Spherical lenses have a uniform curve across their entire surface. They are commonly used to correct nearsightedness, farsightedness, and astigmatism. These lenses have the same prescription power in all directions.
We are surrounded by ultraviolet light. Primary the main source of U.V. light, but it is also emitted from several electronic devices that we use, such as computers, televisions, LEDs, and other electronics.
UV protection in eyewear refers to lenses that block ultraviolet (UV) rays from the sun. Exposure to UV rays can harm your eyes and increase the risk of conditions like cataracts and macular degeneration. UV-protective coatings on lenses help shield your eyes from these harmful rays.
Unifocal lenses, also known as single-vision lenses, have a single prescription power throughout the entire lens.
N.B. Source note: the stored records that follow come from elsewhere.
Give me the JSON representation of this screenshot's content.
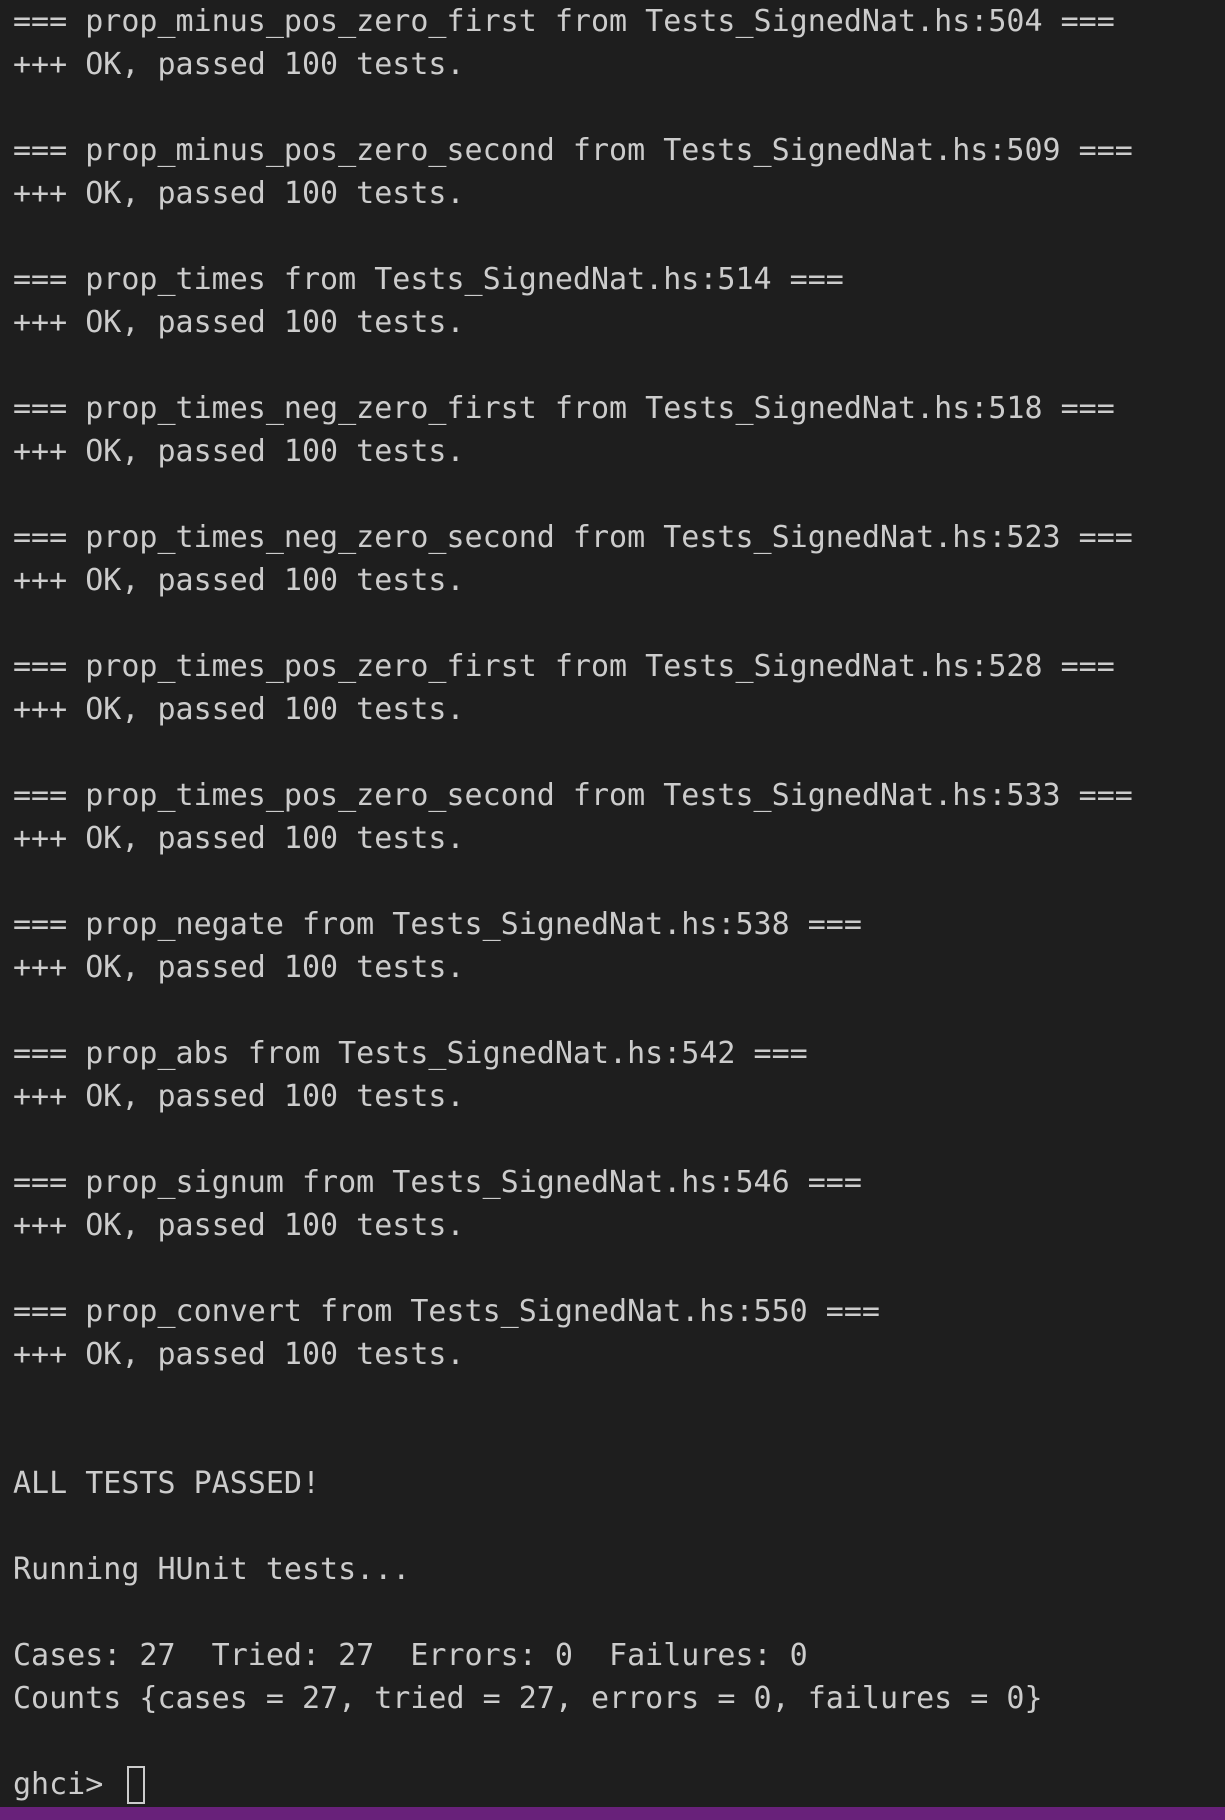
{
  "terminal": {
    "lines": [
      "=== prop_minus_pos_zero_first from Tests_SignedNat.hs:504 ===",
      "+++ OK, passed 100 tests.",
      "",
      "=== prop_minus_pos_zero_second from Tests_SignedNat.hs:509 ===",
      "+++ OK, passed 100 tests.",
      "",
      "=== prop_times from Tests_SignedNat.hs:514 ===",
      "+++ OK, passed 100 tests.",
      "",
      "=== prop_times_neg_zero_first from Tests_SignedNat.hs:518 ===",
      "+++ OK, passed 100 tests.",
      "",
      "=== prop_times_neg_zero_second from Tests_SignedNat.hs:523 ===",
      "+++ OK, passed 100 tests.",
      "",
      "=== prop_times_pos_zero_first from Tests_SignedNat.hs:528 ===",
      "+++ OK, passed 100 tests.",
      "",
      "=== prop_times_pos_zero_second from Tests_SignedNat.hs:533 ===",
      "+++ OK, passed 100 tests.",
      "",
      "=== prop_negate from Tests_SignedNat.hs:538 ===",
      "+++ OK, passed 100 tests.",
      "",
      "=== prop_abs from Tests_SignedNat.hs:542 ===",
      "+++ OK, passed 100 tests.",
      "",
      "=== prop_signum from Tests_SignedNat.hs:546 ===",
      "+++ OK, passed 100 tests.",
      "",
      "=== prop_convert from Tests_SignedNat.hs:550 ===",
      "+++ OK, passed 100 tests.",
      "",
      "",
      "ALL TESTS PASSED!",
      "",
      "Running HUnit tests...",
      "",
      "Cases: 27  Tried: 27  Errors: 0  Failures: 0",
      "Counts {cases = 27, tried = 27, errors = 0, failures = 0}",
      ""
    ],
    "prompt": "ghci> "
  },
  "colors": {
    "background": "#1e1e1e",
    "text": "#cccccc",
    "status_strip": "#68217a"
  }
}
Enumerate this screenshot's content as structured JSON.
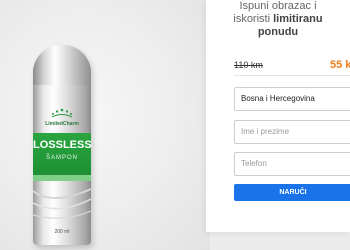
{
  "product": {
    "brand": "LimitedCharm",
    "name": "LOSSLESS",
    "subtitle": "ŠAMPON",
    "volume": "200 ml"
  },
  "promo": {
    "line1": "Ispuni obrazac i",
    "line2_plain": "iskoristi ",
    "line2_highlight": "limitiranu",
    "line3_highlight": "ponudu"
  },
  "pricing": {
    "old_price": "110 km",
    "new_price": "55 k"
  },
  "form": {
    "country_value": "Bosna i Hercegovina",
    "name_placeholder": "Ime i prezime",
    "phone_placeholder": "Telefon",
    "submit_label": "NARUČI"
  },
  "colors": {
    "accent": "#f07e1a",
    "button": "#1a73e8",
    "label_green": "#1e8f34"
  }
}
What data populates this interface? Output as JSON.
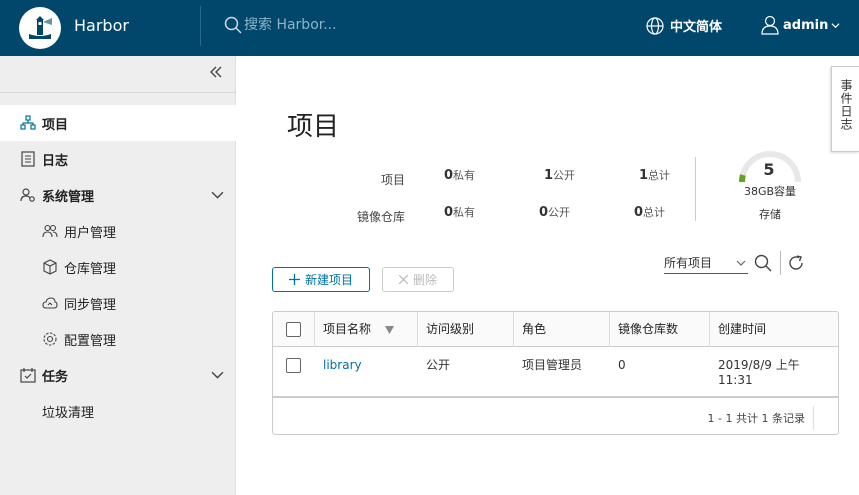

They are commonly prescribed for individuals who need correction for one specific vision need, such as nearsightedness or farsightedness.
Ultra-thin lenses are designed to be thinner and lighter than standard lenses, making them more aesthetically pleasing and comfortable to wear, especially for individuals with high prescriptions. They are often made from high-index materials.
UVC protection refers to the blocking of UVC rays, which are the most dangerous type of ultraviolet radiation. While the Earth’s atmosphere largely absorbs UVC rays, specialized coatings on eyewear lenses can provide an additional layer of protection.
Vision refers to the ability to see and interpret visual information. Clear vision is essential for daily activities, and eyeglasses play a crucial role in correcting and enhancing vision for individuals with refractive errors.
Wraparound frames are designed to curve around the sides of your face, providing enhanced protection from wind, sunlight, and debris. They are popular for sports and outdoor activities due to their added coverage and stability.
Welding goggles are specialized safety eyewear designed to protect the eyes from intense heat, sparks, and UV radiation during welding processes. They typically feature dark, tinted lenses for welding protection.
Waterproof eyewear is designed to resist water and moisture, making them ideal for water-based activities like swimming or water sports. These glasses are specially sealed to prevent water from entering the frame.
Wire frames are eyeglass frames made from thin metal wires, offering a lightweight and minimalist design. They provide a subtle and sophisticated look, often favored by those who prefer understated styles.
Xylan coating is a specialized eyeglass lens treatment designed to repel water, oil, and dirt. It helps keep your lenses clean and clear, making them easier to maintain and improving your overall vision.
Yellow tinted lenses, also known as yellow or amber lenses, are designed to enhance contrast and reduce glare in low-light conditions. They are popular for activities like night driving and shooting sports.
Youth frames are eyeglass frames specifically designed to fit the more minor facial features of children and teenagers. These frames often come in fun colors and durable materials to withstand active lifestyles.
A yoke bridge is a specific type of eyeglass bridge design that resembles the shape of a yoke. It typically consists of a single, curved piece of metal or plastic that extends from one lens to the other, resting on the nose.
Yag laser (short for yttrium aluminum garnet laser) is used in certain eye surgeries, such as Yag laser capsulotomy to treat posterior capsule opacification after cataract surgery. It delivers precise energy to the eye’s tissues.
Photochromic lenses, or transition lenses, automatically adjust their tint based on UV light exposure. They darken in bright sunlight and become clear indoors, providing convenience for varying light conditions.